**BRIEF**
Consider the entries below. Count the lines holding the string "text" and state the number only.
- Opening Delimiter -
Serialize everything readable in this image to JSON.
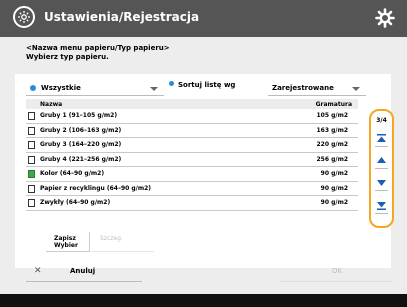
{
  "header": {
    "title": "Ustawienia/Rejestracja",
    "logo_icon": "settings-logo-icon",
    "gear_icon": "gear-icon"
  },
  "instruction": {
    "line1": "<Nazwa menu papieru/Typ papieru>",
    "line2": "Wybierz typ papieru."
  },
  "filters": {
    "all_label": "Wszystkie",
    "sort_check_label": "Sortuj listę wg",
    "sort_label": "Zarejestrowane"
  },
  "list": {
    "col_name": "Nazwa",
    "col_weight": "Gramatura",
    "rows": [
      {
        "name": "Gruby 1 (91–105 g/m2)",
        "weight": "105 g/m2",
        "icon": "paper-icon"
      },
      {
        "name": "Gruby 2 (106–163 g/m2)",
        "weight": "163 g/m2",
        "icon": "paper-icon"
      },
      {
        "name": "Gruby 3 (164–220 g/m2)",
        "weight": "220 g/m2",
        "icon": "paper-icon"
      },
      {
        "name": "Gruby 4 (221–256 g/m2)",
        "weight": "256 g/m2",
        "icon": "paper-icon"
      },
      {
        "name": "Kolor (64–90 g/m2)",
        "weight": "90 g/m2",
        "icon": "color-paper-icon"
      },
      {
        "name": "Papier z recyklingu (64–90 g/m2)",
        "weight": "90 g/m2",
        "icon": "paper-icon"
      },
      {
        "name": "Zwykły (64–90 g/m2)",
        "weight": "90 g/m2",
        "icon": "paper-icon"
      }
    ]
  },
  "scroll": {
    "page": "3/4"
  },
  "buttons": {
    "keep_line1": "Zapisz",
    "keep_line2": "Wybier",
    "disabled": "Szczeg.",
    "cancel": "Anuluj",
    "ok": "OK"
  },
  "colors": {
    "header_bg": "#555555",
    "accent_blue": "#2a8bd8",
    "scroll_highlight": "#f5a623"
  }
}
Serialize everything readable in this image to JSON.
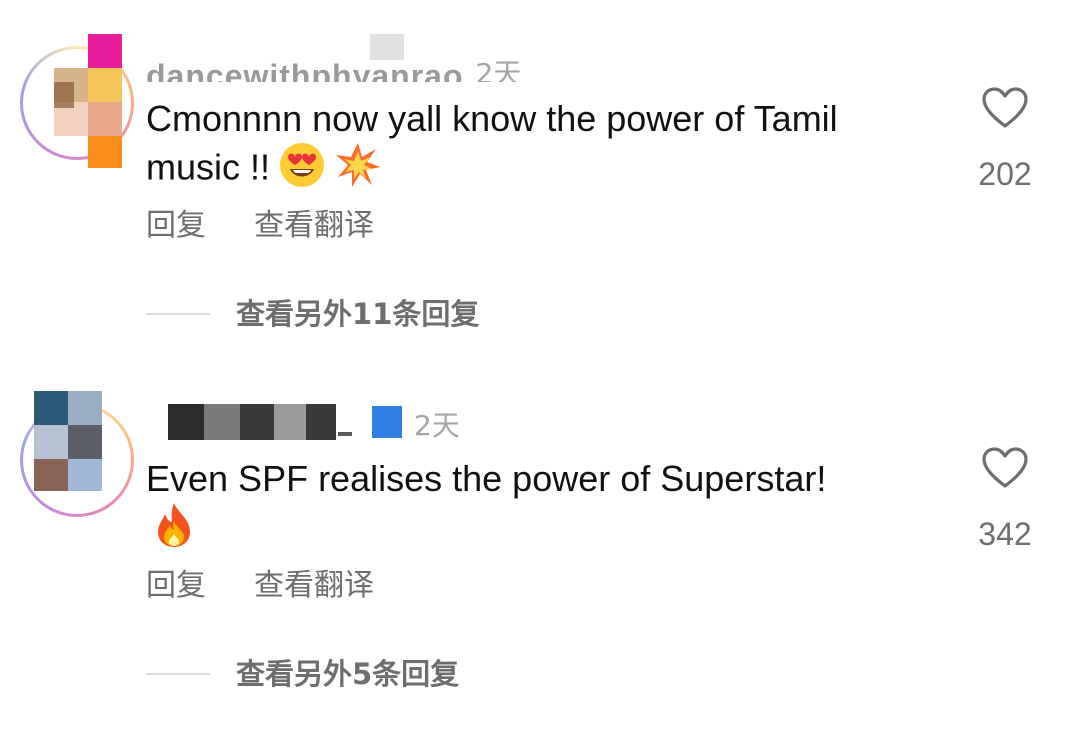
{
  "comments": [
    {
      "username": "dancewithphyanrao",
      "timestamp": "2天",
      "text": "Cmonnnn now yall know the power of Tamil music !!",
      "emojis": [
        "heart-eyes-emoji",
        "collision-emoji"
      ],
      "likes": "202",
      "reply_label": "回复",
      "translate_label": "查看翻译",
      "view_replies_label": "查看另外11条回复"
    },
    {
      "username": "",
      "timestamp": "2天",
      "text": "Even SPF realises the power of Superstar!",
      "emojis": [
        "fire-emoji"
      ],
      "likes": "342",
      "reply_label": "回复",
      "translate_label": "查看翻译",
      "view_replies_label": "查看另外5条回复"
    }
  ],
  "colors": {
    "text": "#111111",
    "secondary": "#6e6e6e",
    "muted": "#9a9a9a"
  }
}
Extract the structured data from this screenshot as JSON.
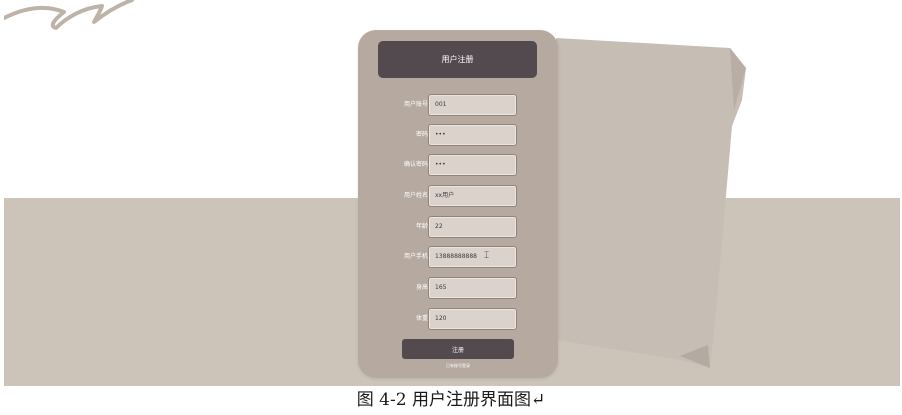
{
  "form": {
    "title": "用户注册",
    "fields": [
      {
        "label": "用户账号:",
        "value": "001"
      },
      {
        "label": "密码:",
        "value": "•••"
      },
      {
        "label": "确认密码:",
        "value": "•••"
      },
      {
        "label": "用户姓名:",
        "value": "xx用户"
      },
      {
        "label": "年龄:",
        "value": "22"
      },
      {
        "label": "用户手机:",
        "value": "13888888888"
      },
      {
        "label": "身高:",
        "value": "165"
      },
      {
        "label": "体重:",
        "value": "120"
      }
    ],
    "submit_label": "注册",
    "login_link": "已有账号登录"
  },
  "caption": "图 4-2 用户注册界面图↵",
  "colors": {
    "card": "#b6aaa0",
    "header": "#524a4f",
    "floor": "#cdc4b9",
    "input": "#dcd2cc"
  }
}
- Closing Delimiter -
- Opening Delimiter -
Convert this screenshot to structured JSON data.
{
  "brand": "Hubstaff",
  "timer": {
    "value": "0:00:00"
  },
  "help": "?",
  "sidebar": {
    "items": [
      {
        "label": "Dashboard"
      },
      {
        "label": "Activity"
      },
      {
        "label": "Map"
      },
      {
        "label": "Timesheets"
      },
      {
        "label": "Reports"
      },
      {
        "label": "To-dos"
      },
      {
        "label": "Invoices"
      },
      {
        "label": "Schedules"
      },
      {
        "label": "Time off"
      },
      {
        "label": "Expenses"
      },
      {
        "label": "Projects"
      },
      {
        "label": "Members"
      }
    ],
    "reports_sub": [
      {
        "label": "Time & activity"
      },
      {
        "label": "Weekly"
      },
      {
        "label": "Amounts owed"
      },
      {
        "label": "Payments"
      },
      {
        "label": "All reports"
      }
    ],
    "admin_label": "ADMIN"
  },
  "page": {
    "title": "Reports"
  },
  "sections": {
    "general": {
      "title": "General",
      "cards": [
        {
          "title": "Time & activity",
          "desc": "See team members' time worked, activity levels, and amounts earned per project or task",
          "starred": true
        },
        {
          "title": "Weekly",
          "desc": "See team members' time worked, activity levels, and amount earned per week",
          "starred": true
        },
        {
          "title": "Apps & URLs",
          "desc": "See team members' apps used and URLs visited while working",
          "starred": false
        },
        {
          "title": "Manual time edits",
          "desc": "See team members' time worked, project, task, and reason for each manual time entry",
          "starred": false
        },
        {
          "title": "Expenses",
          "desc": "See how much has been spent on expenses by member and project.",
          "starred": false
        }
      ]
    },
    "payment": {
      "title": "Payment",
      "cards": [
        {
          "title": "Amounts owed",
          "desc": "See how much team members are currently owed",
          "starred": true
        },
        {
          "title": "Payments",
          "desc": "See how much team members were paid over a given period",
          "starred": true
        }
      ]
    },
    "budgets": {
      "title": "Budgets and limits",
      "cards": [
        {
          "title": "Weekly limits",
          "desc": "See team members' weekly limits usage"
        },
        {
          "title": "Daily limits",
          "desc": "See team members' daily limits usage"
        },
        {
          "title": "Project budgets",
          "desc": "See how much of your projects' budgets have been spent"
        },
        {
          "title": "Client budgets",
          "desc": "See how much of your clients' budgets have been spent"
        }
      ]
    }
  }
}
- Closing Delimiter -
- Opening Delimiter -
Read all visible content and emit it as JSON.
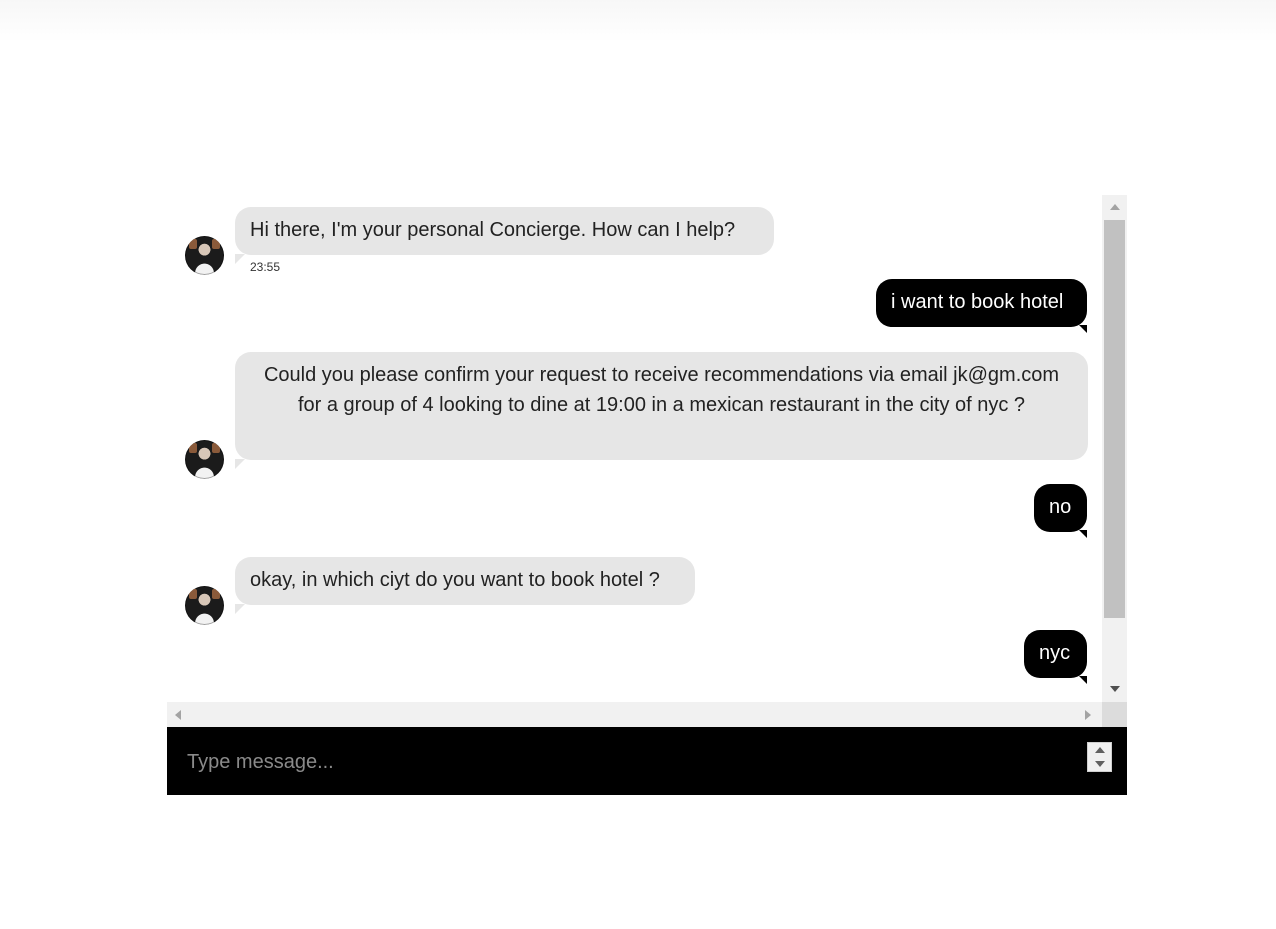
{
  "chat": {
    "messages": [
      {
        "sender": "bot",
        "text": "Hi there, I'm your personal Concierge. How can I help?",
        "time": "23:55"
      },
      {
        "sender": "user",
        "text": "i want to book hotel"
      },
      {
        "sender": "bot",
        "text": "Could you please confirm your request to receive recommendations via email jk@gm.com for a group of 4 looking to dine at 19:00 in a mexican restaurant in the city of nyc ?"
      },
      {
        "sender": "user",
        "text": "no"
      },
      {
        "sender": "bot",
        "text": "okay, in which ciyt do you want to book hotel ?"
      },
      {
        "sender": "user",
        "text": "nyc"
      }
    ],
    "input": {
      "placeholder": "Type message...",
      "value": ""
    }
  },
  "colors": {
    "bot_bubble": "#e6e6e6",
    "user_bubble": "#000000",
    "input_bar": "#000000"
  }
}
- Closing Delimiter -
**EXERCISE OUTPUT**
9